Both would allow the Postal Service to recoup $50 billion that the Postal Regulatory Commission estimates USPS has overpaid into the Civil Service Retirement System.
Carpers said his POST Act, short for Postal Operations Sustainment and Transformation Act, would allow the Postal Service to use that money to pay for retiree health benefits, an obligation that has significantly worsened its financial problems.
"This would take $5.5 billion or more off the Postal Service's books each year and prevent a catastrophic shutdown in the coming months," Carper said.
Both bills would allow USPS to close existing facilities and, in some cases, locate them in retail establishments.
"I want to point out that before co-location decisions could be made, the bill would direct the Postal Service to weigh the impact of any decisions on small communities and rural areas and solicit community input," Collins said in a statement. "The bill also would require that co-location does not diminish the quality of service."
On the question of reducing delivery service from six days to five, Donahoe, during an interview after he testified, said the move is "crucial" to returning USPS to financial health.

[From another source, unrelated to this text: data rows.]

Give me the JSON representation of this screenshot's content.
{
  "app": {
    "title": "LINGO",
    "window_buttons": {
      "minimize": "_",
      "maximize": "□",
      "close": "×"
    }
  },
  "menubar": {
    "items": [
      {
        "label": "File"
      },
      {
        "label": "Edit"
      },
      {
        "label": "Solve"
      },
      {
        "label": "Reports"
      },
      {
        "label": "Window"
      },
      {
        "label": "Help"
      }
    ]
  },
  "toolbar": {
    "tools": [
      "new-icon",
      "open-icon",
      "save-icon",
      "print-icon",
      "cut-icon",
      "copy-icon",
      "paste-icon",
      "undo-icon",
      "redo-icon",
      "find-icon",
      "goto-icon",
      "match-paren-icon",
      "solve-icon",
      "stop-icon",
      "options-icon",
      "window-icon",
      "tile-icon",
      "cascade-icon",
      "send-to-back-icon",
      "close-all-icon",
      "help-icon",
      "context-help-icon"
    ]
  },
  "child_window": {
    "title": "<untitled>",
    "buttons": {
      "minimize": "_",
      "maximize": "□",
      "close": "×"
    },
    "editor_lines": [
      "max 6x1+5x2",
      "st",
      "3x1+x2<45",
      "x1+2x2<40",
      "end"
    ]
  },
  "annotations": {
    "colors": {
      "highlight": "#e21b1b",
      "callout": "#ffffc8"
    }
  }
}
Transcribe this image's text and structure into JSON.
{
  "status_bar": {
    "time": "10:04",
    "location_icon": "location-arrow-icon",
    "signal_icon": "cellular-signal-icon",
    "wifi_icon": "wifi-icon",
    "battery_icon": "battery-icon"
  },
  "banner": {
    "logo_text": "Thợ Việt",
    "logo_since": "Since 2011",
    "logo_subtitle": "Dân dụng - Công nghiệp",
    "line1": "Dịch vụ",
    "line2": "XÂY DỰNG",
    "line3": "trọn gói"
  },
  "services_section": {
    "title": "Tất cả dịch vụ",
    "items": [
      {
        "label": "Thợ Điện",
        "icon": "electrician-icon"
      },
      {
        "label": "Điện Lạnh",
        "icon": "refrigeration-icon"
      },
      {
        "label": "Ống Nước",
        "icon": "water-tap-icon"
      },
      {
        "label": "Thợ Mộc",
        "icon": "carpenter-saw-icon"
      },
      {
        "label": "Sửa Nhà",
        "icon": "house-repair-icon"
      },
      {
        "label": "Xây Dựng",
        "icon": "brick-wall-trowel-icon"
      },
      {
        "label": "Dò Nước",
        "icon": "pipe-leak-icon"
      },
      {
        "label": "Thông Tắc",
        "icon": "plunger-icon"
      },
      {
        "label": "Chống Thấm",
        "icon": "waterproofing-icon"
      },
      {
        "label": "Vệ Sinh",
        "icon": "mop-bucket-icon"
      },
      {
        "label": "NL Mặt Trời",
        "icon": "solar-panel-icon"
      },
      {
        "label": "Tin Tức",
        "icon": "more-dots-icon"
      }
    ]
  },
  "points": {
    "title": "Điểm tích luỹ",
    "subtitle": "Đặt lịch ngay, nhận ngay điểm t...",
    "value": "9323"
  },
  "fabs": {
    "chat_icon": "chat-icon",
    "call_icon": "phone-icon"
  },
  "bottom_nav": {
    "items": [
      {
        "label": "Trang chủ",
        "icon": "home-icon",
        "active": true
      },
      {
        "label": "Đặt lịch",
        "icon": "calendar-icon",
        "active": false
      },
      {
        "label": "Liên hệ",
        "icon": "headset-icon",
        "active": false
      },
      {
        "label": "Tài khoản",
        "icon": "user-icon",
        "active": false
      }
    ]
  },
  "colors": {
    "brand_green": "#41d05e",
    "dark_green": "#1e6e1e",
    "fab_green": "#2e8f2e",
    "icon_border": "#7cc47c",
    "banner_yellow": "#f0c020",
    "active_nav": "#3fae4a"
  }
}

Carper's legislation would give USPS authority to cut one day of service without congressional approval.
"Unfortunately, Congress each year prevents the Postal Service from exercising its authority to change delivery frequency when it believes that doing so is necessary," he said. "I'm not an advocate of eliminating Saturday delivery. . . . But I am an advocate of giving the Postal Service the freedom to manage, especially when our interfering in manage-ment decisions could prevent the achievement of so much in savings at such a critical time."
Postal unions don't see any good arguments for five-day delivery.
Fredric V. Rolando, president of the National Association of Letter Carriers, said doing away with Saturday delivery would eliminate 80,000 jobs during a recession.
"Congress would essentially be outsourcing a key public policy decision to whoever occupies the position of postmaster general at any given time," he said. "There would be no way to prevent the Postal Service from dropping two or even three days of delivery per week."
Donahoe did raise the possibility of three-day service during his testimony but said that possibility remained years away.Volunteers honored
Six people were honored by the State Department on Thursday for outstanding volunteer service abroad.
The awards recognize U.S. government employees, family members, including domestic partners, and others at embassies and consulates "who gave exceptional volunteer service to their communities, mission or host country, or rendered outstanding assistance in emergencies," according to a department statement.
The award winners are:
Shirley A. Winter, a family member of a federal employee, who implemented a swim and water safety program in Yaounde, Cameroon.
Shameera M. Wiest, a family member who volunteered with the U.N. High Commissioner for Refugees in Kuala Lumpur, Malaysia.
Melissa E. Schraibman, a foreign service employee, and her partner, Mindy R. Michels, helped activists create programs for lesbian, gay, bisexual and transgender people in Tirana, Albania.
Beth A. Brownson, a foreign service employee, worked with children's shelters in Mumbai and assisted employees at the U.S. consulate looking to volunteer .
Jose M. Torres, a foreign service spouse, helped train canine search and rescue teams in Costa Rica and El Salvador.